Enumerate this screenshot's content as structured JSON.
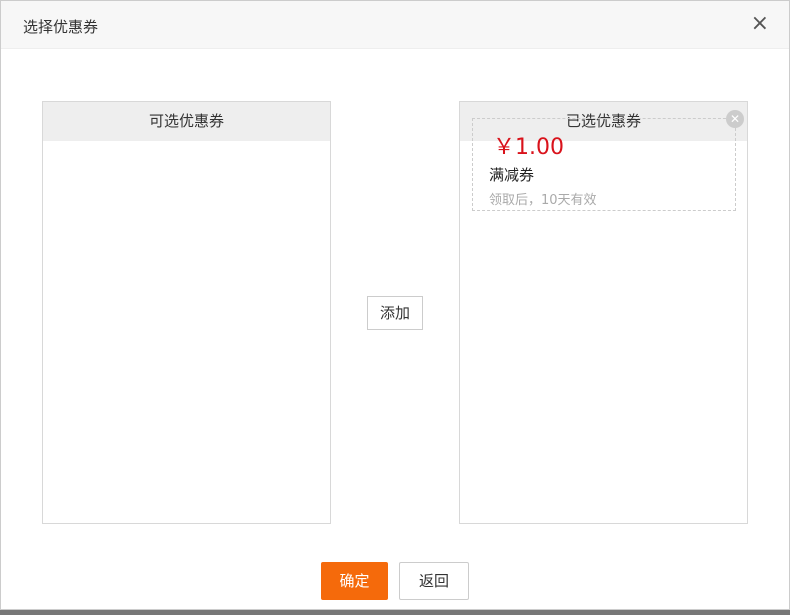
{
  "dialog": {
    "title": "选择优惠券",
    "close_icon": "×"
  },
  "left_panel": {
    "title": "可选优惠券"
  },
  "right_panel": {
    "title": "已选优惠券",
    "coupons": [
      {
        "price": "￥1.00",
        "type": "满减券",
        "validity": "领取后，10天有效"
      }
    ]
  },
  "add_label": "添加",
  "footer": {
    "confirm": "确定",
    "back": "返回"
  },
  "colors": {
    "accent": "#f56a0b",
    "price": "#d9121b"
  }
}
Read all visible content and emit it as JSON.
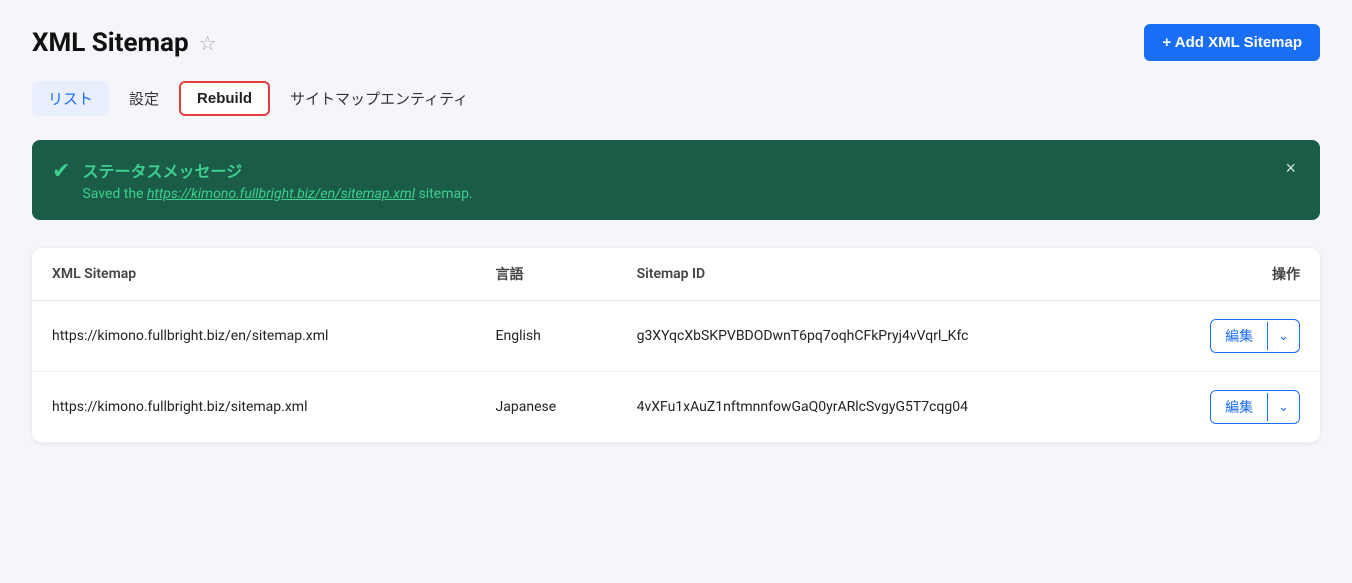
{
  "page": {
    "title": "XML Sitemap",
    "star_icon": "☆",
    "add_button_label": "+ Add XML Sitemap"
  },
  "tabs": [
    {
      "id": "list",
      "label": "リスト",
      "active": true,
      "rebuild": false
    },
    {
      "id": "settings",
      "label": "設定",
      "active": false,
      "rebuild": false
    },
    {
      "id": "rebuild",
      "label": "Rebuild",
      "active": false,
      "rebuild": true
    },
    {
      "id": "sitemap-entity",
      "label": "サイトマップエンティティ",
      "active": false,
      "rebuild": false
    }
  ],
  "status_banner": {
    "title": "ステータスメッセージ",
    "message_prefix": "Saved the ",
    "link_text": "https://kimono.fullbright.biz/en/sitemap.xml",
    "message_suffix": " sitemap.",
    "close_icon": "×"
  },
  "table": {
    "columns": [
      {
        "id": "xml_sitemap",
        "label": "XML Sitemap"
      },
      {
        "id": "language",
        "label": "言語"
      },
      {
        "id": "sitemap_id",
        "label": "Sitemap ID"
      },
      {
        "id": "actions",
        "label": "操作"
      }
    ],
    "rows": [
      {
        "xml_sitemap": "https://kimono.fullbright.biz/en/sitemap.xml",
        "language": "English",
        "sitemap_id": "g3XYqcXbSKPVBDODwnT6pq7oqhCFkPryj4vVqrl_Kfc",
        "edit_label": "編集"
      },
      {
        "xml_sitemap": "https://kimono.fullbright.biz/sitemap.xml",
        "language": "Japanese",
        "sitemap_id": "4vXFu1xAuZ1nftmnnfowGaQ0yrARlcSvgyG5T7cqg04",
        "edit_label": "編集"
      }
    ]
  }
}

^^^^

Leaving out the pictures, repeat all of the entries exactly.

Enumerate this screenshot's content as structured JSON.
{
  "dialog": {
    "title": "选择优惠券",
    "close_icon": "×"
  },
  "left_panel": {
    "title": "可选优惠券"
  },
  "right_panel": {
    "title": "已选优惠券",
    "coupons": [
      {
        "price": "￥1.00",
        "type": "满减券",
        "validity": "领取后，10天有效"
      }
    ]
  },
  "add_label": "添加",
  "footer": {
    "confirm": "确定",
    "back": "返回"
  },
  "colors": {
    "accent": "#f56a0b",
    "price": "#d9121b"
  }
}
Read all visible content and emit it as JSON.
{
  "page": {
    "title": "XML Sitemap",
    "star_icon": "☆",
    "add_button_label": "+ Add XML Sitemap"
  },
  "tabs": [
    {
      "id": "list",
      "label": "リスト",
      "active": true,
      "rebuild": false
    },
    {
      "id": "settings",
      "label": "設定",
      "active": false,
      "rebuild": false
    },
    {
      "id": "rebuild",
      "label": "Rebuild",
      "active": false,
      "rebuild": true
    },
    {
      "id": "sitemap-entity",
      "label": "サイトマップエンティティ",
      "active": false,
      "rebuild": false
    }
  ],
  "status_banner": {
    "title": "ステータスメッセージ",
    "message_prefix": "Saved the ",
    "link_text": "https://kimono.fullbright.biz/en/sitemap.xml",
    "message_suffix": " sitemap.",
    "close_icon": "×"
  },
  "table": {
    "columns": [
      {
        "id": "xml_sitemap",
        "label": "XML Sitemap"
      },
      {
        "id": "language",
        "label": "言語"
      },
      {
        "id": "sitemap_id",
        "label": "Sitemap ID"
      },
      {
        "id": "actions",
        "label": "操作"
      }
    ],
    "rows": [
      {
        "xml_sitemap": "https://kimono.fullbright.biz/en/sitemap.xml",
        "language": "English",
        "sitemap_id": "g3XYqcXbSKPVBDODwnT6pq7oqhCFkPryj4vVqrl_Kfc",
        "edit_label": "編集"
      },
      {
        "xml_sitemap": "https://kimono.fullbright.biz/sitemap.xml",
        "language": "Japanese",
        "sitemap_id": "4vXFu1xAuZ1nftmnnfowGaQ0yrARlcSvgyG5T7cqg04",
        "edit_label": "編集"
      }
    ]
  }
}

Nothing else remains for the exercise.